- [EXERCISE BRIEF]: From the entries that follow, list every line in which the string "this" appears.

- [INFORMATION SUPPLIED]:
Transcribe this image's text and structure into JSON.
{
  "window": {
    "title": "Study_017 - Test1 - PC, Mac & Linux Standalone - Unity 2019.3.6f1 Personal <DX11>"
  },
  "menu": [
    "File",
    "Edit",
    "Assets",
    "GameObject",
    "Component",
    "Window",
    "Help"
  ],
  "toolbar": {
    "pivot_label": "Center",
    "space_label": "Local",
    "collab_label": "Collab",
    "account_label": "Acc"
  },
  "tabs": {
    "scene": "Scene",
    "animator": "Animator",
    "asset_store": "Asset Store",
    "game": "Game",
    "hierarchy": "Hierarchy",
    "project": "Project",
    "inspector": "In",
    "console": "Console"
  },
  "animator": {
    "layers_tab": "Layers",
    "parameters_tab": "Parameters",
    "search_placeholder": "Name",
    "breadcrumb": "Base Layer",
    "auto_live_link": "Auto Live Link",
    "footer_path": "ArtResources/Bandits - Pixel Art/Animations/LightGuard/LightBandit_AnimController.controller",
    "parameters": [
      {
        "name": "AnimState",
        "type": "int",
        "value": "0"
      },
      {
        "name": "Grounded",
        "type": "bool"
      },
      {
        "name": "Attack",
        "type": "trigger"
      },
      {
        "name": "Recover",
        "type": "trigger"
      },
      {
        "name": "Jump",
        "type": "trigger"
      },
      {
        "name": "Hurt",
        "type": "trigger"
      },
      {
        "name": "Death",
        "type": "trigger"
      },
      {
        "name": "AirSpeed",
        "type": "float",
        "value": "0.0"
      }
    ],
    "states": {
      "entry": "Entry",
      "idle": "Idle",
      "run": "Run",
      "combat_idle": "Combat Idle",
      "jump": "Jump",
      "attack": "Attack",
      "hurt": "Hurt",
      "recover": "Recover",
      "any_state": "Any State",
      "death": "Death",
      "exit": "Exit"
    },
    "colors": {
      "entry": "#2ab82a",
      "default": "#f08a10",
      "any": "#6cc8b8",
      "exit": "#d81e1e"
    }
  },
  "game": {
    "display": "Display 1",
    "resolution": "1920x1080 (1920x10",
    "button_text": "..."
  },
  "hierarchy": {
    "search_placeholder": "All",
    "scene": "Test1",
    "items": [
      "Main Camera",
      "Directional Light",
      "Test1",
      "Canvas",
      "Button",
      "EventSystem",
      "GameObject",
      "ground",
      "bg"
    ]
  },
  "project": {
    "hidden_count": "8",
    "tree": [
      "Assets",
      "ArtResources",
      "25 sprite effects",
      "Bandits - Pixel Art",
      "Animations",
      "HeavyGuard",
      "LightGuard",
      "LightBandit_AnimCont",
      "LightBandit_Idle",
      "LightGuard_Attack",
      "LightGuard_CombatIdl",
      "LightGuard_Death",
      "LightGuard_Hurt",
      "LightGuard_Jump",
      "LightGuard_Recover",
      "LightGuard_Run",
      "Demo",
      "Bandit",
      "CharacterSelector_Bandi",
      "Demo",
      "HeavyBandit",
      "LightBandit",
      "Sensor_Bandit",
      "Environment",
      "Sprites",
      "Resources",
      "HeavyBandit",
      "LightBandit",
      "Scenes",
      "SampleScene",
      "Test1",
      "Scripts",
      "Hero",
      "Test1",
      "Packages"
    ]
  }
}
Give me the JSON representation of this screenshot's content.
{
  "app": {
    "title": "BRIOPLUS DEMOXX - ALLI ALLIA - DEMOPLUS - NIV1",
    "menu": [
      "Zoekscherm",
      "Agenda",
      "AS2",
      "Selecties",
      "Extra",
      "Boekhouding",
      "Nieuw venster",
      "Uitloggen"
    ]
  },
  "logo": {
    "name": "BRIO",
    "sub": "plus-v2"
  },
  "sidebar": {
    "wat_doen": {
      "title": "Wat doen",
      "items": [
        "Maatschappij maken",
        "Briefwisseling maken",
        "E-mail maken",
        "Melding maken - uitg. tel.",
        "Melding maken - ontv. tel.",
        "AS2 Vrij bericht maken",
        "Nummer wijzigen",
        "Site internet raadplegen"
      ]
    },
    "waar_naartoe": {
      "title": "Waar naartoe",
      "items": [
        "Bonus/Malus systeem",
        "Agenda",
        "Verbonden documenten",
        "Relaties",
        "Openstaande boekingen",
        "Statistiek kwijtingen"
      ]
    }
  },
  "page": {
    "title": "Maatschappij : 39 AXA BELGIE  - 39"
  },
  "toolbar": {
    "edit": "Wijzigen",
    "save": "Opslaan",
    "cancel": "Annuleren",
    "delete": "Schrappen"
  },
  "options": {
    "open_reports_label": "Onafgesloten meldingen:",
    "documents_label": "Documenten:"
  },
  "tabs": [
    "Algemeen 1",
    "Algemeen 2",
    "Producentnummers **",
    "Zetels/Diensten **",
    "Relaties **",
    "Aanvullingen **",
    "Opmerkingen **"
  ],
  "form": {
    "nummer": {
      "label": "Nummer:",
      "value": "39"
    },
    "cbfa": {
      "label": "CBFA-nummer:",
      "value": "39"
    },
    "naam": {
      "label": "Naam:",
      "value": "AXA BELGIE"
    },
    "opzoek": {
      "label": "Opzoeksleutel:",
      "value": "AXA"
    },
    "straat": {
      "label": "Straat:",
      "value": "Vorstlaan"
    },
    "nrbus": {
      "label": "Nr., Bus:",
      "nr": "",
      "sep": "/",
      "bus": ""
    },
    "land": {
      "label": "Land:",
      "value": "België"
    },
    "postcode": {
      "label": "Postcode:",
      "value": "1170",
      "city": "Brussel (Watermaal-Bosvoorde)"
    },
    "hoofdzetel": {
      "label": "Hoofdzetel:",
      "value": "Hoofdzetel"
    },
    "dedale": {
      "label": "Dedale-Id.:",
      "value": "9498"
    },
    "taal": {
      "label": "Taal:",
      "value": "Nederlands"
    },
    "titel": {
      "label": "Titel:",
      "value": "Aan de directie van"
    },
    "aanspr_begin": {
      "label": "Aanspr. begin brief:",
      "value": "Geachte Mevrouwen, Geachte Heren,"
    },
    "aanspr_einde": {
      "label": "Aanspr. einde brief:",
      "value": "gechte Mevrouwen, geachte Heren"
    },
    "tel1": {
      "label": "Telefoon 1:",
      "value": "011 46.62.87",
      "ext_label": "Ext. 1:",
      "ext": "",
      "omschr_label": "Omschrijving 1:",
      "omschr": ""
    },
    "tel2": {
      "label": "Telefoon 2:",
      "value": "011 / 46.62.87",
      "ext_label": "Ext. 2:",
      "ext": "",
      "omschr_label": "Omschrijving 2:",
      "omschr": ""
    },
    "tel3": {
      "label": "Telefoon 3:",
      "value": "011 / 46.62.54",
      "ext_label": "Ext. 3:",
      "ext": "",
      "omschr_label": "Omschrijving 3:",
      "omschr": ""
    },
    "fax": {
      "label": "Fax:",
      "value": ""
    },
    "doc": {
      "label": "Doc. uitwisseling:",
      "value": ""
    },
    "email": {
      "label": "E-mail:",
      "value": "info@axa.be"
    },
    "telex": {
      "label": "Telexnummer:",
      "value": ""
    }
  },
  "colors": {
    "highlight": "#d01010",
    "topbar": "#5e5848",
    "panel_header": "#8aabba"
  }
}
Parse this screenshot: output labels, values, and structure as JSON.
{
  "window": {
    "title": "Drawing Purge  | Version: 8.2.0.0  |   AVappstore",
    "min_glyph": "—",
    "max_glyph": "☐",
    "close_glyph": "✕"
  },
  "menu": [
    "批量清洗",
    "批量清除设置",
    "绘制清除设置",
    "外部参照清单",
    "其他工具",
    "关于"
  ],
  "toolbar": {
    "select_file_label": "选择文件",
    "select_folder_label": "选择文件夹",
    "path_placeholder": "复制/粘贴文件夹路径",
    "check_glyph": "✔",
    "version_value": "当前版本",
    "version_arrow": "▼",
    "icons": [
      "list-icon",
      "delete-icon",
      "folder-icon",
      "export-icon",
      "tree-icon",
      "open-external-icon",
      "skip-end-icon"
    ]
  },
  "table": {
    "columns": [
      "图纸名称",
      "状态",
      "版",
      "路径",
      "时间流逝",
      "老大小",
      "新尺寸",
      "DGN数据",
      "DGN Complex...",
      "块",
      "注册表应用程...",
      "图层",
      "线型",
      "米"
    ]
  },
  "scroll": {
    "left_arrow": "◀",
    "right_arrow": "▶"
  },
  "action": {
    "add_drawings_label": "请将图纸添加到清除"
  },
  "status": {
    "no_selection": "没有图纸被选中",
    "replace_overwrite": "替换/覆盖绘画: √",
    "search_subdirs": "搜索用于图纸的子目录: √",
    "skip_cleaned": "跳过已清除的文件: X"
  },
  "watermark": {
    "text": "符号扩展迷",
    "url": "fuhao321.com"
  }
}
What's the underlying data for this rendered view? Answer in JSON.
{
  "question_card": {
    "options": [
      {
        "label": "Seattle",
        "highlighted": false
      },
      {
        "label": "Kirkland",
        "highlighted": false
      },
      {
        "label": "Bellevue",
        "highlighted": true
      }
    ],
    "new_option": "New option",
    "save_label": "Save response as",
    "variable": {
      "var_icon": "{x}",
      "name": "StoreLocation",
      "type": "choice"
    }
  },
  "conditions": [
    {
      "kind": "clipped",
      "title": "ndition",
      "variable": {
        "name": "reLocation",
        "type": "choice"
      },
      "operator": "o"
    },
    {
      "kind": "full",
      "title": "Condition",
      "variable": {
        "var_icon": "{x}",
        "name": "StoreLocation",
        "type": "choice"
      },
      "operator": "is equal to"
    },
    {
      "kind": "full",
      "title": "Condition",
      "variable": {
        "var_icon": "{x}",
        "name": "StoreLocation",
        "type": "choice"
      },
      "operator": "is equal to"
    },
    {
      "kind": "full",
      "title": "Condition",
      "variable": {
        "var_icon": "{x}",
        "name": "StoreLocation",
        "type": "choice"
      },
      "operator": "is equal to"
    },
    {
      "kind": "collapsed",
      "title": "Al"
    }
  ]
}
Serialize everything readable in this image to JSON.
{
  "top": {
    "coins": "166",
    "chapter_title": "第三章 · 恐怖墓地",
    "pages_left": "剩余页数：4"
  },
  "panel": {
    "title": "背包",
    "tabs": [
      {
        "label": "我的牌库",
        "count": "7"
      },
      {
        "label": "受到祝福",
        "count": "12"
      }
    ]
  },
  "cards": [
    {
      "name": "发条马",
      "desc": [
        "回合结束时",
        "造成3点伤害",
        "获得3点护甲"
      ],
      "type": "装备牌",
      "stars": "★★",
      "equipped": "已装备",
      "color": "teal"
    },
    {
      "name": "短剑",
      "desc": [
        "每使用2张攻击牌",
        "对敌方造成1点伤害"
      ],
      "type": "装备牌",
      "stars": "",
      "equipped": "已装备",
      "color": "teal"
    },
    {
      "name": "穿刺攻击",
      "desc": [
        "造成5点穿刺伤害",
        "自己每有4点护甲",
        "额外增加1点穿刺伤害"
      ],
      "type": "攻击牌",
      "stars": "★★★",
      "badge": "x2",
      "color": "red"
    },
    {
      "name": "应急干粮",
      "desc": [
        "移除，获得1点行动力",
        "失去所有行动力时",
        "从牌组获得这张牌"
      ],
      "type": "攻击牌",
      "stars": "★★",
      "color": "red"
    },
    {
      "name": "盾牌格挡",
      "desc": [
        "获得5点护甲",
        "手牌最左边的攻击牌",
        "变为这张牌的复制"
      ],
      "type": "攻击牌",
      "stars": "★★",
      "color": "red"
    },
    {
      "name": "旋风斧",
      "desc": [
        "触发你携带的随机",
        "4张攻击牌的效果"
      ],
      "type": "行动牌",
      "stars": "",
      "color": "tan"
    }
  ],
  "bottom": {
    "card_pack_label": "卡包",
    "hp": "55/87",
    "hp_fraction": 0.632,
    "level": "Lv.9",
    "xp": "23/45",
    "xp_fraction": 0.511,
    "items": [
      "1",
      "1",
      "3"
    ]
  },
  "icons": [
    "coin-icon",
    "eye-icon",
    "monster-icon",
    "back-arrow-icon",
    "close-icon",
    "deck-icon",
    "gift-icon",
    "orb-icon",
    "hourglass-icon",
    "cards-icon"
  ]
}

- [EXERCISE SOLUTION]:
Transcribe this image's text and structure into JSON.
Give me the JSON representation of this screenshot's content.
Parse this screenshot: output labels, values, and structure as JSON.
What's the underlying data for this rendered view? Answer in JSON.
Serialize everything readable in this image to JSON.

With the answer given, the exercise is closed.